In 2003, the House Ways and Means committee proposed a bill that basically “eliminated” the possibility of Deferred Compensation, all because executives at Enron had “swapped” out future compensation for a life insurance benefit that was outside the creditors of both the individual and company creditors. With the approval of the board, who did not know that the company was failing, they accelerated their payments before it came to light.
Fast forward to today, and the implementation of IRC 409A, there are specific rules and guidelines defined to prevent what occurred in 2003. The ultimate version of the law, states that a company has to define numerous items as part of the deferred compensation plan at the time the plan is established. The plan document outlines the responsibility of the employer and the employee, inclusive of when and how the compensation is earned and paid (which are two very different things for tax purposes depending on the tax structure of the company that you work for), and defines all of the terms of the plan.
A list of items defined in the plan document or it’s addendum should include, and are not limited to the following:
- Plan Date
- Effective Date
- Payment Dates
- Who can defer
- Is it discretionary?
- Is it a match?
- How much can be deferred
- Base Salary
- Performance Based Comp?
- How much can be deferred
- When can you defer
- When you can take a payment
- How you can take a payment
- Lump Sum?
- Equal Payments (3-5-10 years)?
- When can it be re-deferred
Companies tend to make a number of errors when it comes to Section 409A compliance, including:
- Incorrect calculation of plan deferrals and distributions
- Failure to make deferral or distribution elections in a timely manner
- Failure to comply with Section 409A definitions for specified terms
- Early payment of an amount payable in a later year
- Late payment of an amount payable in an earlier year
Unfortunately, with errors come significant penalties, including:
- Immediate income recognition of the participant’s entire plan balance (the “taxable amount”) with respect to the year of error
- Potential late payment penalties and interest on the taxable amount
- Additional 20 percent excise tax and “premium interest tax” on the taxable amount
- Potential late penalties and interest on failure to withhold
- Restating and refiling previous years’ tax forms (e.g., Forms W-2 and 1099 for companies and Form 1040 for plan participants)
409A Correction Program
The good news is, if the plan sponsor catches an error within two years of the error occurring, the IRS has a voluntary correction program that can help you avoid sizeable taxes and penalties, which are subject to the size of the company, the plan size, and whether the failure was willful or not in the the failure (if found by the IRS).
More info on the IRC 409A Correction program can be fore here https://www.irs.gov/pub/irs-drop/n-10-06.pdf
** This information is provided with the intent of educating the public.

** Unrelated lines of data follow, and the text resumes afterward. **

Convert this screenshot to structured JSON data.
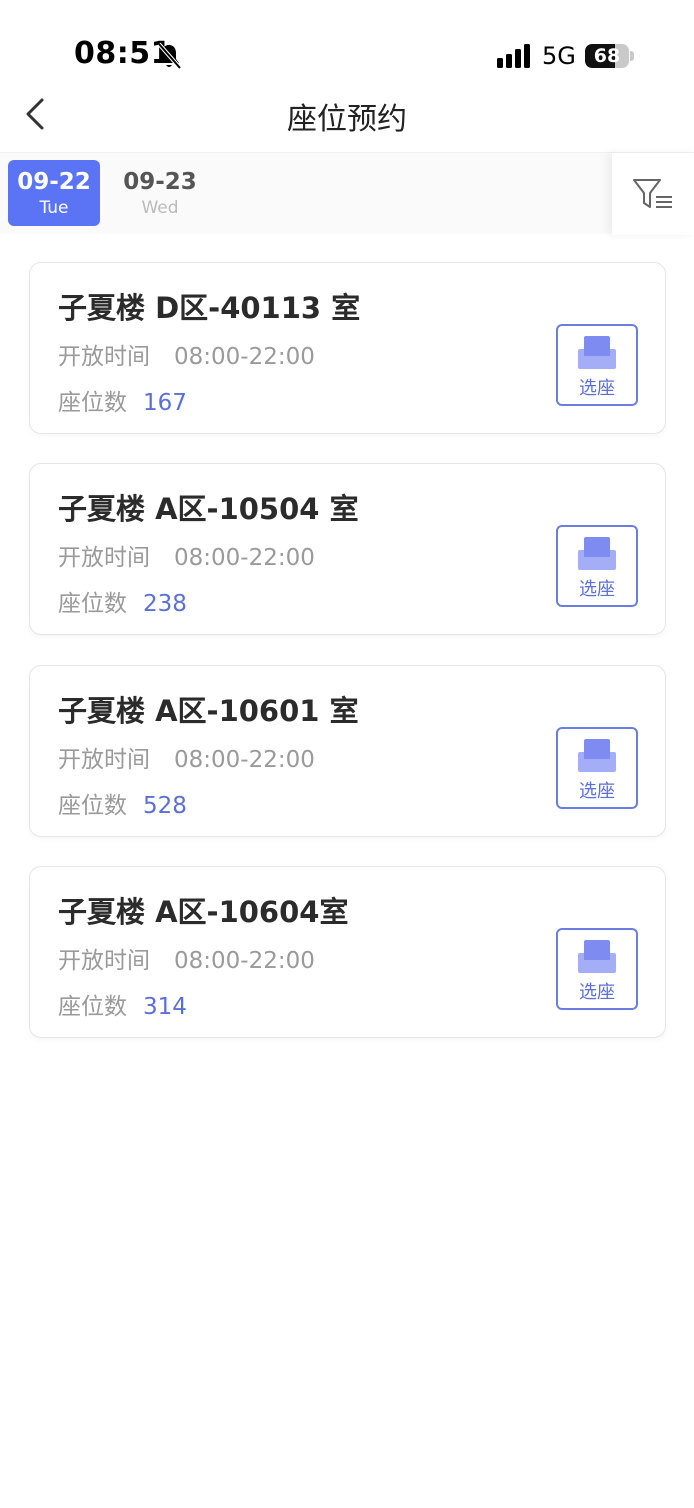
{
  "status_bar": {
    "time": "08:51",
    "network": "5G",
    "battery": "68",
    "battery_level": 0.68,
    "bell_icon": "bell-slash-icon",
    "signal_icon": "signal-bars-icon"
  },
  "nav": {
    "title": "座位预约",
    "back_icon": "chevron-left-icon"
  },
  "dates": [
    {
      "date": "09-22",
      "weekday": "Tue",
      "active": true
    },
    {
      "date": "09-23",
      "weekday": "Wed",
      "active": false
    }
  ],
  "filter_icon": "filter-list-icon",
  "rooms": [
    {
      "name": "子夏楼 D区-40113 室",
      "open_label": "开放时间",
      "open_time": "08:00-22:00",
      "seats_label": "座位数",
      "seats": "167",
      "button_label": "选座"
    },
    {
      "name": "子夏楼 A区-10504 室",
      "open_label": "开放时间",
      "open_time": "08:00-22:00",
      "seats_label": "座位数",
      "seats": "238",
      "button_label": "选座"
    },
    {
      "name": "子夏楼 A区-10601 室",
      "open_label": "开放时间",
      "open_time": "08:00-22:00",
      "seats_label": "座位数",
      "seats": "528",
      "button_label": "选座"
    },
    {
      "name": "子夏楼 A区-10604室",
      "open_label": "开放时间",
      "open_time": "08:00-22:00",
      "seats_label": "座位数",
      "seats": "314",
      "button_label": "选座"
    }
  ],
  "colors": {
    "accent": "#5b74f5",
    "seat_icon": "#8a98f5",
    "seat_count": "#5b6fd8"
  }
}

It is not intended to be all encompassing and may or may not apply to your specific plan. Please contact your accountant or attorney to see if this is applicable to you and your company.